Data excerpts:
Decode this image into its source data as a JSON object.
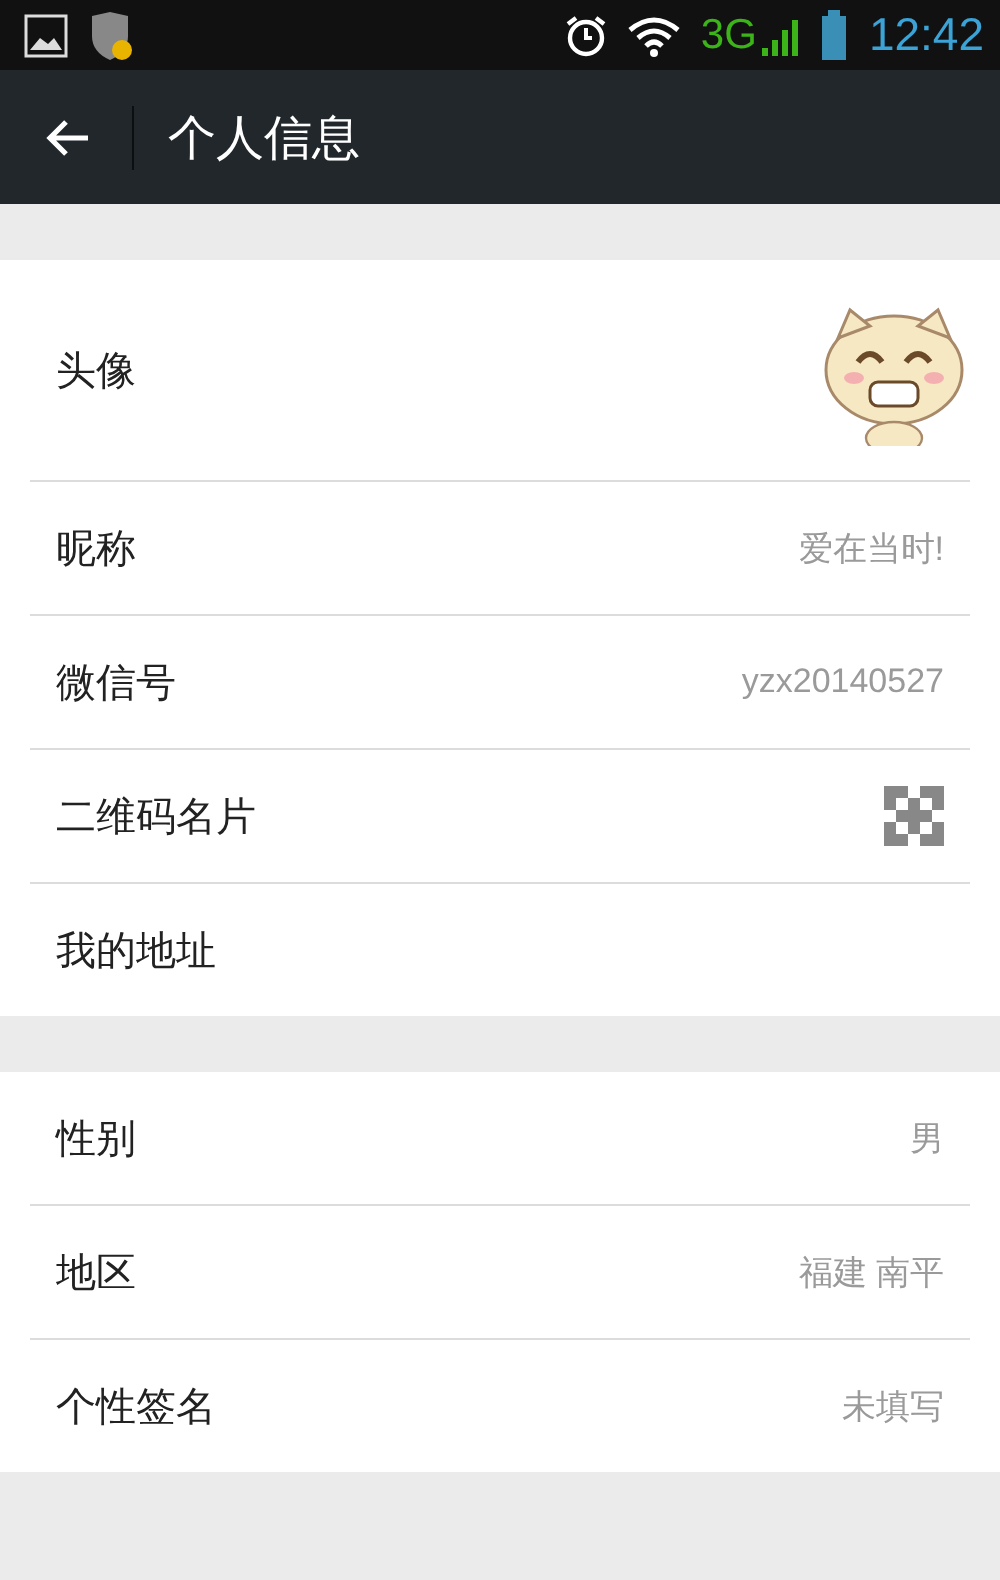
{
  "status_bar": {
    "network": "3G",
    "time": "12:42"
  },
  "title_bar": {
    "title": "个人信息"
  },
  "sections": [
    {
      "rows": [
        {
          "kind": "avatar",
          "label": "头像"
        },
        {
          "kind": "text",
          "label": "昵称",
          "value": "爱在当时!"
        },
        {
          "kind": "text",
          "label": "微信号",
          "value": "yzx20140527"
        },
        {
          "kind": "qr",
          "label": "二维码名片"
        },
        {
          "kind": "empty",
          "label": "我的地址"
        }
      ]
    },
    {
      "rows": [
        {
          "kind": "text",
          "label": "性别",
          "value": "男"
        },
        {
          "kind": "text",
          "label": "地区",
          "value": "福建 南平"
        },
        {
          "kind": "text",
          "label": "个性签名",
          "value": "未填写"
        }
      ]
    }
  ]
}
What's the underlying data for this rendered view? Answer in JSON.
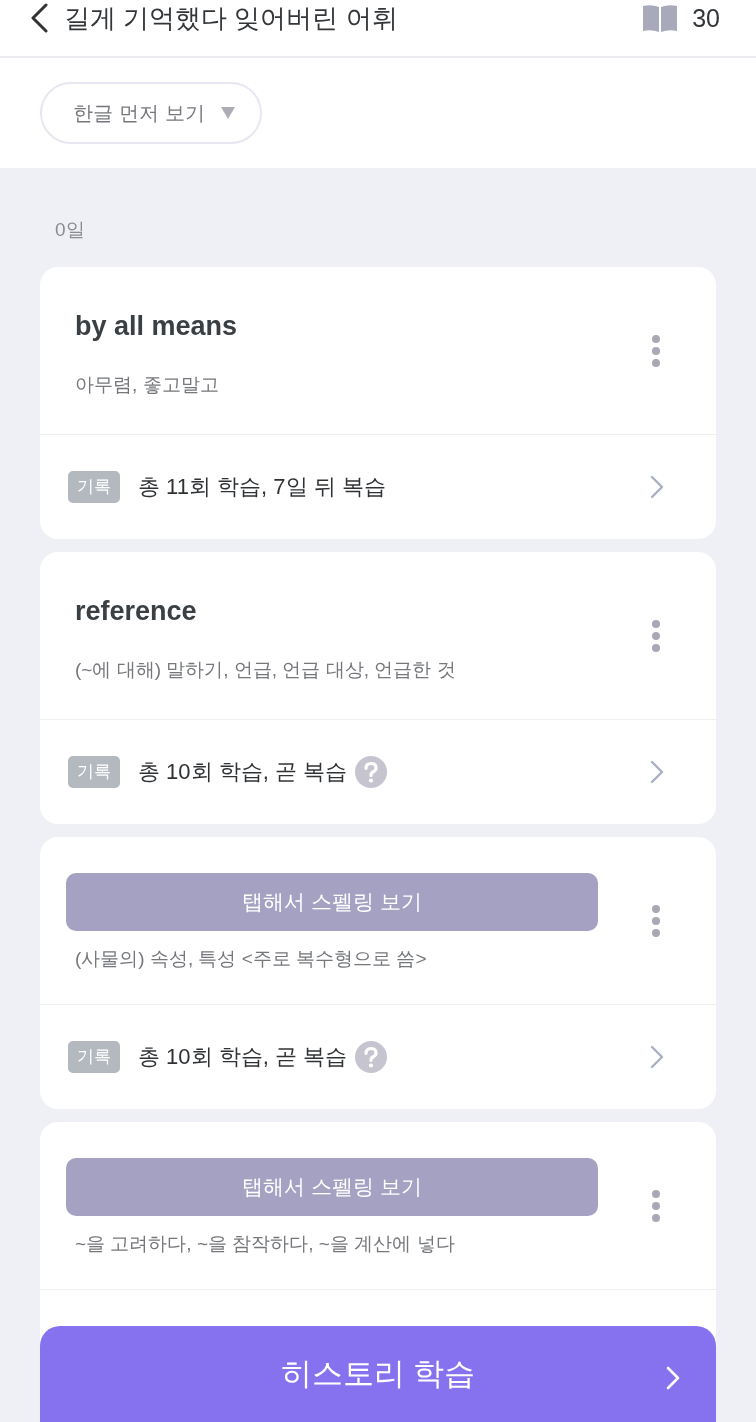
{
  "header": {
    "title": "길게 기억했다 잊어버린 어휘",
    "count": "30"
  },
  "filter": {
    "label": "한글 먼저 보기"
  },
  "groups": [
    {
      "label": "0일",
      "cards": [
        {
          "kind": "word",
          "word": "by all means",
          "meaning": "아무렴, 좋고말고",
          "record": {
            "badge": "기록",
            "text": "총 11회 학습, 7일 뒤 복습",
            "help": false
          }
        },
        {
          "kind": "word",
          "word": "reference",
          "meaning": "(~에 대해) 말하기, 언급, 언급 대상, 언급한 것",
          "record": {
            "badge": "기록",
            "text": "총 10회 학습, 곧 복습",
            "help": true
          }
        },
        {
          "kind": "hidden",
          "spelling_button": "탭해서 스펠링 보기",
          "meaning": "(사물의) 속성, 특성 <주로 복수형으로 씀>",
          "record": {
            "badge": "기록",
            "text": "총 10회 학습, 곧 복습",
            "help": true
          }
        },
        {
          "kind": "hidden",
          "spelling_button": "탭해서 스펠링 보기",
          "meaning": "~을 고려하다, ~을 참작하다, ~을 계산에 넣다"
        }
      ]
    }
  ],
  "bottom_button": {
    "label": "히스토리 학습"
  }
}
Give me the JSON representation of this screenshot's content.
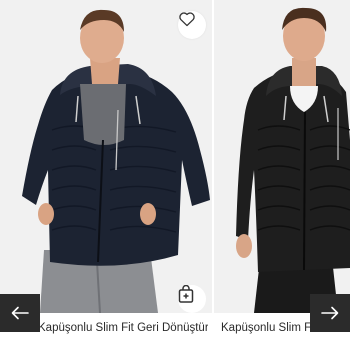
{
  "products": [
    {
      "title": "Kapüşonlu Slim Fit Geri Dönüştürül...",
      "favorite_icon": "heart-icon",
      "cart_icon": "shopping-bag-plus-icon",
      "jacket_color": "#1d2433"
    },
    {
      "title": "Kapüşonlu Slim Fit Geri Dönüştürül...",
      "jacket_color": "#1e1e1e"
    }
  ],
  "navigation": {
    "prev_icon": "arrow-left-icon",
    "next_icon": "arrow-right-icon",
    "button_color": "#2b2b2b"
  }
}
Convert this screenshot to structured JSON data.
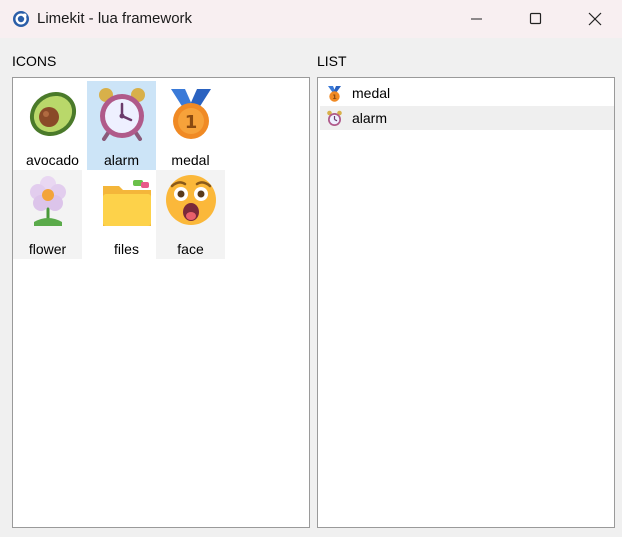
{
  "window": {
    "title": "Limekit - lua framework",
    "app_icon": "limekit-globe-icon",
    "controls": [
      "minimize-icon",
      "maximize-icon",
      "close-icon"
    ]
  },
  "icons_panel": {
    "label": "ICONS",
    "selected": "alarm",
    "items": [
      {
        "label": "avocado",
        "icon": "avocado-icon"
      },
      {
        "label": "alarm",
        "icon": "alarm-clock-icon"
      },
      {
        "label": "medal",
        "icon": "medal-icon"
      },
      {
        "label": "flower",
        "icon": "flower-icon"
      },
      {
        "label": "files",
        "icon": "file-folder-icon"
      },
      {
        "label": "face",
        "icon": "astonished-face-icon"
      }
    ]
  },
  "list_panel": {
    "label": "LIST",
    "items": [
      {
        "label": "medal",
        "icon": "medal-icon"
      },
      {
        "label": "alarm",
        "icon": "alarm-clock-icon"
      }
    ]
  }
}
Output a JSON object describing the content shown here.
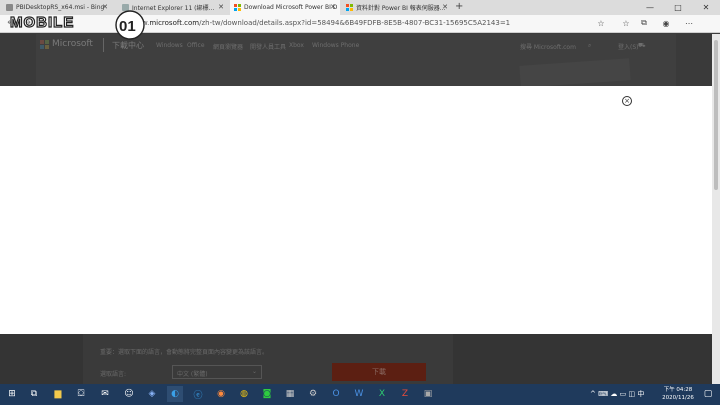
{
  "tabs": [
    {
      "label": "PBIDesktopRS_x64.msi - Bing",
      "active": false
    },
    {
      "label": "Internet Explorer 11 (綁標...",
      "active": false
    },
    {
      "label": "Download Microsoft Power BI D",
      "active": true
    },
    {
      "label": "資料針對 Power BI 報表伺服器...",
      "active": false
    }
  ],
  "new_tab": "+",
  "window_controls": {
    "minimize": "—",
    "maximize": "□",
    "close": "✕"
  },
  "url": {
    "prefix": "w.",
    "domain": "microsoft.com",
    "path": "/zh-tw/download/details.aspx?id=58494&6B49FDFB-8E5B-4807-BC31-15695C5A2143=1"
  },
  "page_header": {
    "brand": "Microsoft",
    "section": "下載中心",
    "nav": [
      "Windows",
      "Office",
      "網頁瀏覽器",
      "開發人員工具",
      "Xbox",
      "Windows Phone"
    ],
    "search_label": "搜尋 Microsoft.com",
    "account": "登入(S)"
  },
  "modal": {
    "close_glyph": "×"
  },
  "lower": {
    "note": "重要：選取下面的語言，會動態將完整頁面內容變更為該語言。",
    "language_label": "選取語言:",
    "language_value": "中文 (繁體)",
    "download_label": "下載"
  },
  "taskbar": {
    "icons": [
      "windows-start",
      "task-view",
      "file-explorer",
      "store",
      "mail",
      "edge-legacy",
      "ie",
      "edge",
      "firefox",
      "chrome",
      "line",
      "calculator",
      "settings",
      "outlook",
      "word",
      "excel",
      "filezilla",
      "media"
    ],
    "time": "下午 04:28",
    "date": "2020/11/26"
  },
  "watermark": "MOBILE01",
  "colors": {
    "ms_red": "#f25022",
    "ms_green": "#7fba00",
    "ms_blue": "#00a4ef",
    "ms_yellow": "#ffb900",
    "taskbar": "#1f3a5c"
  }
}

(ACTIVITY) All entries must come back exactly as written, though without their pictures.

(OUTPUT)
Decode this image into its source data as a JSON object.
{
  "status_bar": {
    "network": "3G",
    "time": "12:42"
  },
  "title_bar": {
    "title": "个人信息"
  },
  "sections": [
    {
      "rows": [
        {
          "kind": "avatar",
          "label": "头像"
        },
        {
          "kind": "text",
          "label": "昵称",
          "value": "爱在当时!"
        },
        {
          "kind": "text",
          "label": "微信号",
          "value": "yzx20140527"
        },
        {
          "kind": "qr",
          "label": "二维码名片"
        },
        {
          "kind": "empty",
          "label": "我的地址"
        }
      ]
    },
    {
      "rows": [
        {
          "kind": "text",
          "label": "性别",
          "value": "男"
        },
        {
          "kind": "text",
          "label": "地区",
          "value": "福建 南平"
        },
        {
          "kind": "text",
          "label": "个性签名",
          "value": "未填写"
        }
      ]
    }
  ]
}
What's the underlying data for this rendered view? Answer in JSON.
{
  "header": {
    "title": "길게 기억했다 잊어버린 어휘",
    "count": "30"
  },
  "filter": {
    "label": "한글 먼저 보기"
  },
  "groups": [
    {
      "label": "0일",
      "cards": [
        {
          "kind": "word",
          "word": "by all means",
          "meaning": "아무렴, 좋고말고",
          "record": {
            "badge": "기록",
            "text": "총 11회 학습, 7일 뒤 복습",
            "help": false
          }
        },
        {
          "kind": "word",
          "word": "reference",
          "meaning": "(~에 대해) 말하기, 언급, 언급 대상, 언급한 것",
          "record": {
            "badge": "기록",
            "text": "총 10회 학습, 곧 복습",
            "help": true
          }
        },
        {
          "kind": "hidden",
          "spelling_button": "탭해서 스펠링 보기",
          "meaning": "(사물의) 속성, 특성 <주로 복수형으로 씀>",
          "record": {
            "badge": "기록",
            "text": "총 10회 학습, 곧 복습",
            "help": true
          }
        },
        {
          "kind": "hidden",
          "spelling_button": "탭해서 스펠링 보기",
          "meaning": "~을 고려하다, ~을 참작하다, ~을 계산에 넣다"
        }
      ]
    }
  ],
  "bottom_button": {
    "label": "히스토리 학습"
  }
}
Give me the JSON representation of this screenshot's content.
{
  "products": [
    {
      "title": "Kapüşonlu Slim Fit Geri Dönüştürül...",
      "favorite_icon": "heart-icon",
      "cart_icon": "shopping-bag-plus-icon",
      "jacket_color": "#1d2433"
    },
    {
      "title": "Kapüşonlu Slim Fit Geri Dönüştürül...",
      "jacket_color": "#1e1e1e"
    }
  ],
  "navigation": {
    "prev_icon": "arrow-left-icon",
    "next_icon": "arrow-right-icon",
    "button_color": "#2b2b2b"
  }
}
Convert this screenshot to structured JSON data.
{
  "window": {
    "title": "Limekit - lua framework",
    "app_icon": "limekit-globe-icon",
    "controls": [
      "minimize-icon",
      "maximize-icon",
      "close-icon"
    ]
  },
  "icons_panel": {
    "label": "ICONS",
    "selected": "alarm",
    "items": [
      {
        "label": "avocado",
        "icon": "avocado-icon"
      },
      {
        "label": "alarm",
        "icon": "alarm-clock-icon"
      },
      {
        "label": "medal",
        "icon": "medal-icon"
      },
      {
        "label": "flower",
        "icon": "flower-icon"
      },
      {
        "label": "files",
        "icon": "file-folder-icon"
      },
      {
        "label": "face",
        "icon": "astonished-face-icon"
      }
    ]
  },
  "list_panel": {
    "label": "LIST",
    "items": [
      {
        "label": "medal",
        "icon": "medal-icon"
      },
      {
        "label": "alarm",
        "icon": "alarm-clock-icon"
      }
    ]
  }
}
Output a JSON object describing the content shown here.
{
  "tabs": [
    {
      "label": "PBIDesktopRS_x64.msi - Bing",
      "active": false
    },
    {
      "label": "Internet Explorer 11 (綁標...",
      "active": false
    },
    {
      "label": "Download Microsoft Power BI D",
      "active": true
    },
    {
      "label": "資料針對 Power BI 報表伺服器...",
      "active": false
    }
  ],
  "new_tab": "+",
  "window_controls": {
    "minimize": "—",
    "maximize": "□",
    "close": "✕"
  },
  "url": {
    "prefix": "w.",
    "domain": "microsoft.com",
    "path": "/zh-tw/download/details.aspx?id=58494&6B49FDFB-8E5B-4807-BC31-15695C5A2143=1"
  },
  "page_header": {
    "brand": "Microsoft",
    "section": "下載中心",
    "nav": [
      "Windows",
      "Office",
      "網頁瀏覽器",
      "開發人員工具",
      "Xbox",
      "Windows Phone"
    ],
    "search_label": "搜尋 Microsoft.com",
    "account": "登入(S)"
  },
  "modal": {
    "close_glyph": "×"
  },
  "lower": {
    "note": "重要：選取下面的語言，會動態將完整頁面內容變更為該語言。",
    "language_label": "選取語言:",
    "language_value": "中文 (繁體)",
    "download_label": "下載"
  },
  "taskbar": {
    "icons": [
      "windows-start",
      "task-view",
      "file-explorer",
      "store",
      "mail",
      "edge-legacy",
      "ie",
      "edge",
      "firefox",
      "chrome",
      "line",
      "calculator",
      "settings",
      "outlook",
      "word",
      "excel",
      "filezilla",
      "media"
    ],
    "time": "下午 04:28",
    "date": "2020/11/26"
  },
  "watermark": "MOBILE01",
  "colors": {
    "ms_red": "#f25022",
    "ms_green": "#7fba00",
    "ms_blue": "#00a4ef",
    "ms_yellow": "#ffb900",
    "taskbar": "#1f3a5c"
  }
}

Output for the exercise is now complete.